[Stored data]
------------------------------------------------------------
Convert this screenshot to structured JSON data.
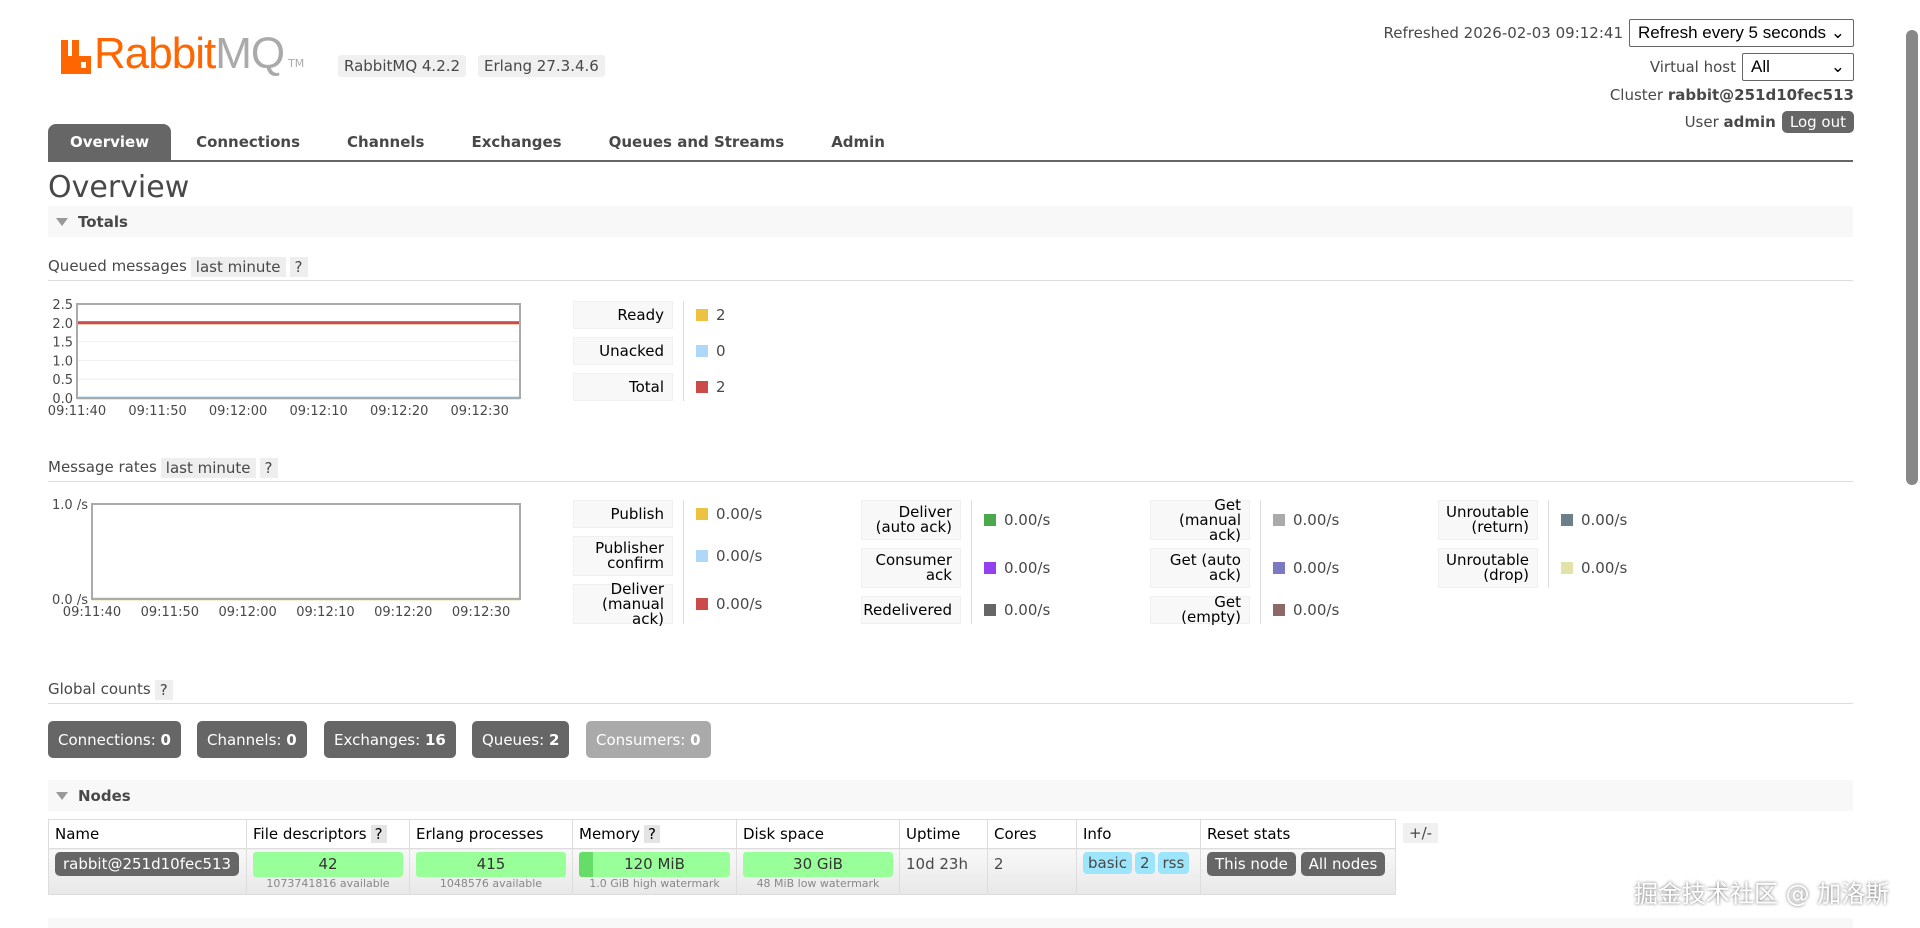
{
  "header": {
    "logo": "RabbitMQ",
    "logo_tm": "TM",
    "version": "RabbitMQ 4.2.2",
    "erlang": "Erlang 27.3.4.6",
    "refreshed_label": "Refreshed 2026-02-03 09:12:41",
    "refresh_select": "Refresh every 5 seconds",
    "vhost_label": "Virtual host",
    "vhost_select": "All",
    "cluster_label": "Cluster",
    "cluster_name": "rabbit@251d10fec513",
    "user_label": "User",
    "user_name": "admin",
    "logout": "Log out"
  },
  "tabs": [
    "Overview",
    "Connections",
    "Channels",
    "Exchanges",
    "Queues and Streams",
    "Admin"
  ],
  "page_title": "Overview",
  "totals": {
    "title": "Totals",
    "queued": {
      "label": "Queued messages",
      "range": "last minute",
      "help": "?",
      "legend": [
        {
          "label": "Ready",
          "value": "2",
          "color": "#edc240"
        },
        {
          "label": "Unacked",
          "value": "0",
          "color": "#afd8f8"
        },
        {
          "label": "Total",
          "value": "2",
          "color": "#cb4b4b"
        }
      ]
    },
    "rates": {
      "label": "Message rates",
      "range": "last minute",
      "help": "?",
      "columns": [
        [
          {
            "label": "Publish",
            "value": "0.00/s",
            "color": "#edc240"
          },
          {
            "label": "Publisher confirm",
            "value": "0.00/s",
            "color": "#afd8f8"
          },
          {
            "label": "Deliver (manual ack)",
            "value": "0.00/s",
            "color": "#cb4b4b"
          }
        ],
        [
          {
            "label": "Deliver (auto ack)",
            "value": "0.00/s",
            "color": "#4da74d"
          },
          {
            "label": "Consumer ack",
            "value": "0.00/s",
            "color": "#9440ed"
          },
          {
            "label": "Redelivered",
            "value": "0.00/s",
            "color": "#666666"
          }
        ],
        [
          {
            "label": "Get (manual ack)",
            "value": "0.00/s",
            "color": "#aaaaaa"
          },
          {
            "label": "Get (auto ack)",
            "value": "0.00/s",
            "color": "#7c79c3"
          },
          {
            "label": "Get (empty)",
            "value": "0.00/s",
            "color": "#8e6767"
          }
        ],
        [
          {
            "label": "Unroutable (return)",
            "value": "0.00/s",
            "color": "#6d7f88"
          },
          {
            "label": "Unroutable (drop)",
            "value": "0.00/s",
            "color": "#e2e3a9"
          }
        ]
      ]
    },
    "global": {
      "label": "Global counts",
      "help": "?",
      "items": [
        {
          "label": "Connections:",
          "value": "0"
        },
        {
          "label": "Channels:",
          "value": "0"
        },
        {
          "label": "Exchanges:",
          "value": "16"
        },
        {
          "label": "Queues:",
          "value": "2"
        },
        {
          "label": "Consumers:",
          "value": "0"
        }
      ]
    }
  },
  "nodes": {
    "title": "Nodes",
    "columns": [
      "Name",
      "File descriptors",
      "Erlang processes",
      "Memory",
      "Disk space",
      "Uptime",
      "Cores",
      "Info",
      "Reset stats"
    ],
    "help": "?",
    "toggle": "+/-",
    "row": {
      "name": "rabbit@251d10fec513",
      "fd": "42",
      "fd_sub": "1073741816 available",
      "procs": "415",
      "procs_sub": "1048576 available",
      "mem": "120 MiB",
      "mem_sub": "1.0 GiB high watermark",
      "disk": "30 GiB",
      "disk_sub": "48 MiB low watermark",
      "uptime": "10d 23h",
      "cores": "2",
      "info": [
        "basic",
        "2",
        "rss"
      ],
      "reset_this": "This node",
      "reset_all": "All nodes"
    }
  },
  "watermark": "掘金技术社区 @ 加洛斯",
  "chart_data": [
    {
      "type": "line",
      "title": "Queued messages",
      "ylim": [
        0,
        2.5
      ],
      "yticks": [
        "0.0",
        "0.5",
        "1.0",
        "1.5",
        "2.0",
        "2.5"
      ],
      "xlim": [
        0,
        55
      ],
      "xticks": [
        "09:11:40",
        "09:11:50",
        "09:12:00",
        "09:12:10",
        "09:12:20",
        "09:12:30"
      ],
      "series": [
        {
          "name": "Ready",
          "color": "#edc240",
          "values": [
            2,
            2
          ]
        },
        {
          "name": "Unacked",
          "color": "#afd8f8",
          "values": [
            0,
            0
          ]
        },
        {
          "name": "Total",
          "color": "#cb4b4b",
          "values": [
            2,
            2
          ]
        }
      ]
    },
    {
      "type": "line",
      "title": "Message rates",
      "ylim": [
        0,
        1
      ],
      "yticks": [
        "0.0 /s",
        "1.0 /s"
      ],
      "xlim": [
        0,
        55
      ],
      "xticks": [
        "09:11:40",
        "09:11:50",
        "09:12:00",
        "09:12:10",
        "09:12:20",
        "09:12:30"
      ],
      "series": [
        {
          "name": "Publish",
          "color": "#edc240",
          "values": [
            0,
            0
          ]
        },
        {
          "name": "Unroutable (drop)",
          "color": "#e2e3a9",
          "values": [
            0,
            0
          ]
        }
      ]
    }
  ]
}
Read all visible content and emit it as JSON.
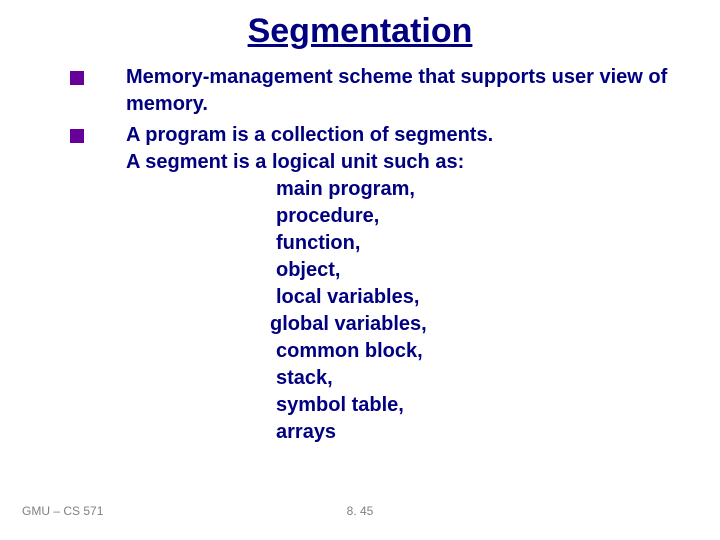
{
  "title": "Segmentation",
  "bullets": [
    {
      "text": "Memory-management scheme that supports user view of memory."
    },
    {
      "text_line1": "A program is a collection of segments.",
      "text_line2": "A segment is a logical unit such as:",
      "sublist": [
        "main program,",
        "procedure,",
        "function,",
        "object,",
        "local variables,",
        "global variables,",
        "common block,",
        "stack,",
        "symbol table,",
        "arrays"
      ]
    }
  ],
  "footer": {
    "left": "GMU – CS 571",
    "center": "8. 45"
  }
}
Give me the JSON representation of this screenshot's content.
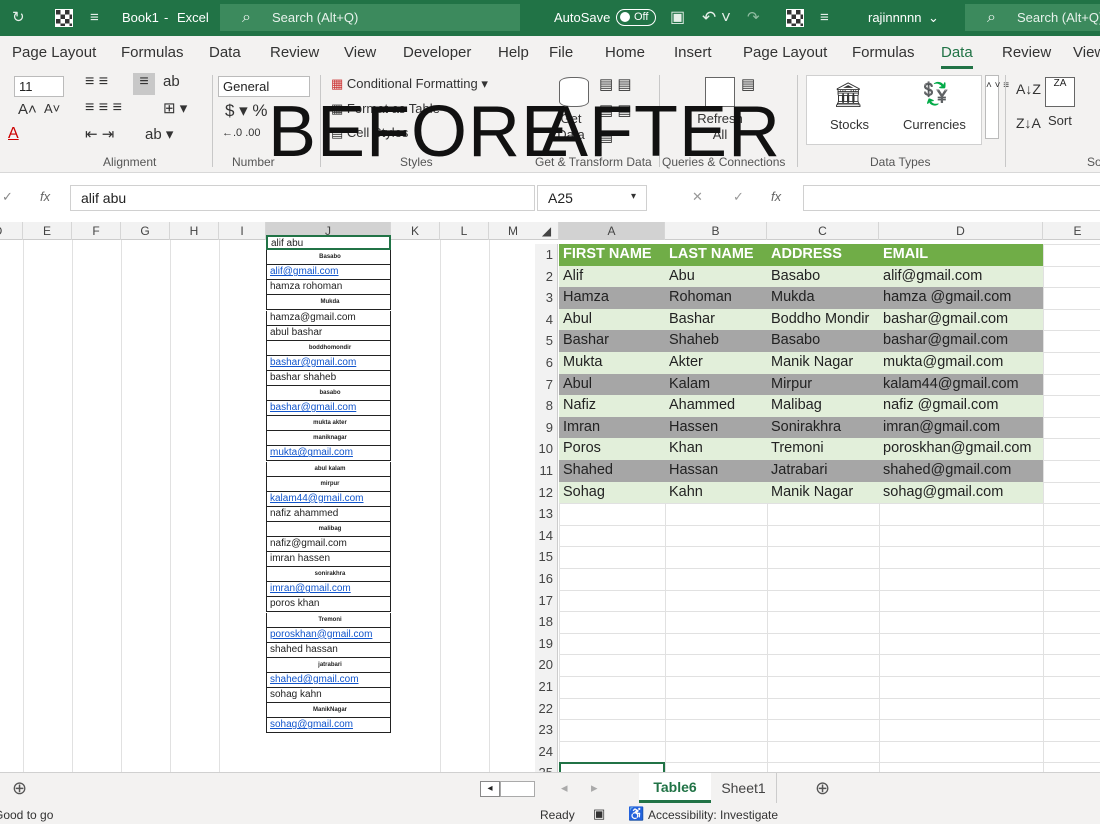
{
  "overlay": {
    "before": "BEFORE",
    "after": "AFTER"
  },
  "left": {
    "title": {
      "book": "Book1",
      "sep": "-",
      "app": "Excel",
      "search": "Search (Alt+Q)"
    },
    "menu": [
      "Page Layout",
      "Formulas",
      "Data",
      "Review",
      "View",
      "Developer",
      "Help"
    ],
    "ribbon": {
      "font_size": "11",
      "number_format": "General",
      "styles_items": [
        "Conditional Formatting",
        "Format as Table",
        "Cell Styles"
      ],
      "groups": [
        "Alignment",
        "Number",
        "Styles"
      ]
    },
    "formula": {
      "fx": "fx",
      "value": "alif abu"
    },
    "columns": [
      "D",
      "E",
      "F",
      "G",
      "H",
      "I",
      "J",
      "K",
      "L",
      "M"
    ],
    "j_cells": [
      {
        "text": "alif abu",
        "style": "normal"
      },
      {
        "text": "Basabo",
        "style": "tiny"
      },
      {
        "text": "alif@gmail.com",
        "style": "link"
      },
      {
        "text": "hamza rohoman",
        "style": "normal"
      },
      {
        "text": "Mukda",
        "style": "tiny"
      },
      {
        "text": "hamza@gmail.com",
        "style": "normal"
      },
      {
        "text": "abul bashar",
        "style": "normal"
      },
      {
        "text": "boddhomondir",
        "style": "tiny"
      },
      {
        "text": "bashar@gmail.com",
        "style": "link"
      },
      {
        "text": "bashar shaheb",
        "style": "normal"
      },
      {
        "text": "basabo",
        "style": "tiny"
      },
      {
        "text": "bashar@gmail.com",
        "style": "link"
      },
      {
        "text": "mukta akter",
        "style": "tiny"
      },
      {
        "text": "maniknagar",
        "style": "tiny"
      },
      {
        "text": "mukta@gmail.com",
        "style": "link"
      },
      {
        "text": "abul kalam",
        "style": "tiny"
      },
      {
        "text": "mirpur",
        "style": "tiny"
      },
      {
        "text": "kalam44@gmail.com",
        "style": "link"
      },
      {
        "text": "nafiz ahammed",
        "style": "normal"
      },
      {
        "text": "malibag",
        "style": "tiny"
      },
      {
        "text": "nafiz@gmail.com",
        "style": "normal"
      },
      {
        "text": "imran hassen",
        "style": "normal"
      },
      {
        "text": "sonirakhra",
        "style": "tiny"
      },
      {
        "text": "imran@gmail.com",
        "style": "link"
      },
      {
        "text": "poros khan",
        "style": "normal"
      },
      {
        "text": "Tremoni",
        "style": "tiny"
      },
      {
        "text": "poroskhan@gmail.com",
        "style": "link"
      },
      {
        "text": "shahed hassan",
        "style": "normal"
      },
      {
        "text": "jatrabari",
        "style": "tiny"
      },
      {
        "text": "shahed@gmail.com",
        "style": "link"
      },
      {
        "text": "sohag kahn",
        "style": "normal"
      },
      {
        "text": "ManikNagar",
        "style": "tiny"
      },
      {
        "text": "sohag@gmail.com",
        "style": "link"
      }
    ],
    "status": "Good to go"
  },
  "right": {
    "title": {
      "autosave": "AutoSave",
      "toggle": "Off",
      "user": "rajinnnnn",
      "search": "Search (Alt+Q)"
    },
    "menu": [
      "File",
      "Home",
      "Insert",
      "Page Layout",
      "Formulas",
      "Data",
      "Review",
      "View"
    ],
    "active_menu": "Data",
    "ribbon": {
      "get_data": "Get Data",
      "refresh": "Refresh All",
      "stocks": "Stocks",
      "currencies": "Currencies",
      "sort": "Sort",
      "groups": [
        "Get & Transform Data",
        "Queries & Connections",
        "Data Types",
        "So"
      ]
    },
    "formula": {
      "namebox": "A25",
      "fx": "fx",
      "value": ""
    },
    "columns": [
      "A",
      "B",
      "C",
      "D",
      "E"
    ],
    "row_numbers": [
      "1",
      "2",
      "3",
      "4",
      "5",
      "6",
      "7",
      "8",
      "9",
      "10",
      "11",
      "12",
      "13",
      "14",
      "15",
      "16",
      "17",
      "18",
      "19",
      "20",
      "21",
      "22",
      "23",
      "24",
      "25"
    ],
    "table": {
      "headers": [
        "FIRST NAME",
        "LAST NAME",
        "ADDRESS",
        "EMAIL"
      ],
      "rows": [
        [
          "Alif",
          "Abu",
          "Basabo",
          "alif@gmail.com"
        ],
        [
          "Hamza",
          "Rohoman",
          "Mukda",
          "hamza @gmail.com"
        ],
        [
          "Abul",
          "Bashar",
          "Boddho Mondir",
          "bashar@gmail.com"
        ],
        [
          "Bashar",
          "Shaheb",
          "Basabo",
          "bashar@gmail.com"
        ],
        [
          "Mukta",
          "Akter",
          "Manik Nagar",
          "mukta@gmail.com"
        ],
        [
          "Abul",
          "Kalam",
          "Mirpur",
          "kalam44@gmail.com"
        ],
        [
          "Nafiz",
          "Ahammed",
          "Malibag",
          "nafiz @gmail.com"
        ],
        [
          "Imran",
          "Hassen",
          "Sonirakhra",
          "imran@gmail.com"
        ],
        [
          "Poros",
          "Khan",
          "Tremoni",
          "poroskhan@gmail.com"
        ],
        [
          "Shahed",
          "Hassan",
          "Jatrabari",
          "shahed@gmail.com"
        ],
        [
          "Sohag",
          "Kahn",
          "Manik Nagar",
          "sohag@gmail.com"
        ]
      ]
    },
    "sheets": [
      "Table6",
      "Sheet1"
    ],
    "active_sheet": "Table6",
    "status": {
      "ready": "Ready",
      "accessibility": "Accessibility: Investigate"
    }
  },
  "colors": {
    "excel_green": "#217346",
    "table_header": "#70ad47",
    "band_light": "#e2efda",
    "band_dark": "#a6a6a6",
    "link": "#1155cc"
  }
}
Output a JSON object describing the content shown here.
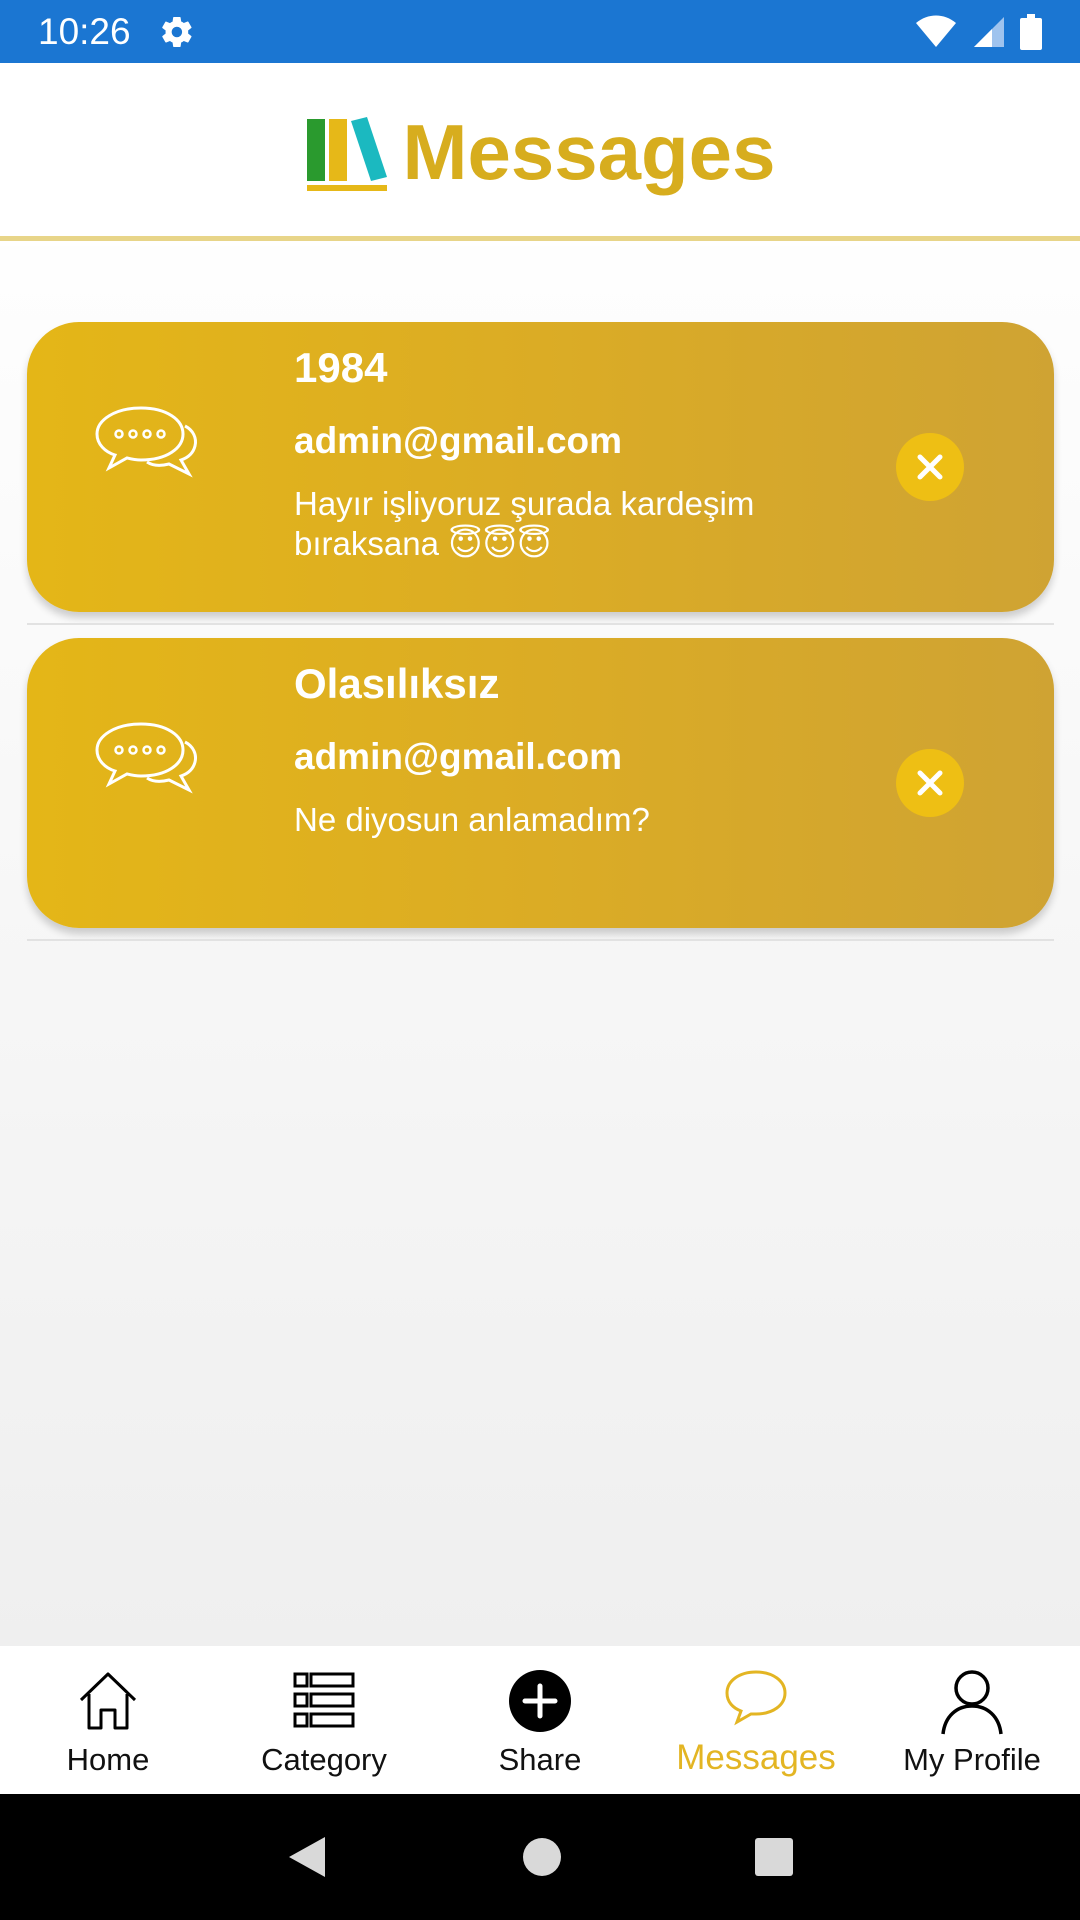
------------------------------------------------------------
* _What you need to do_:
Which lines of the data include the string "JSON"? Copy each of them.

* _Solved problem_:
Convert this screenshot to structured JSON data.
Read all visible content and emit it as JSON.
Give me the JSON representation of this screenshot's content.
Output a JSON object describing the content shown here.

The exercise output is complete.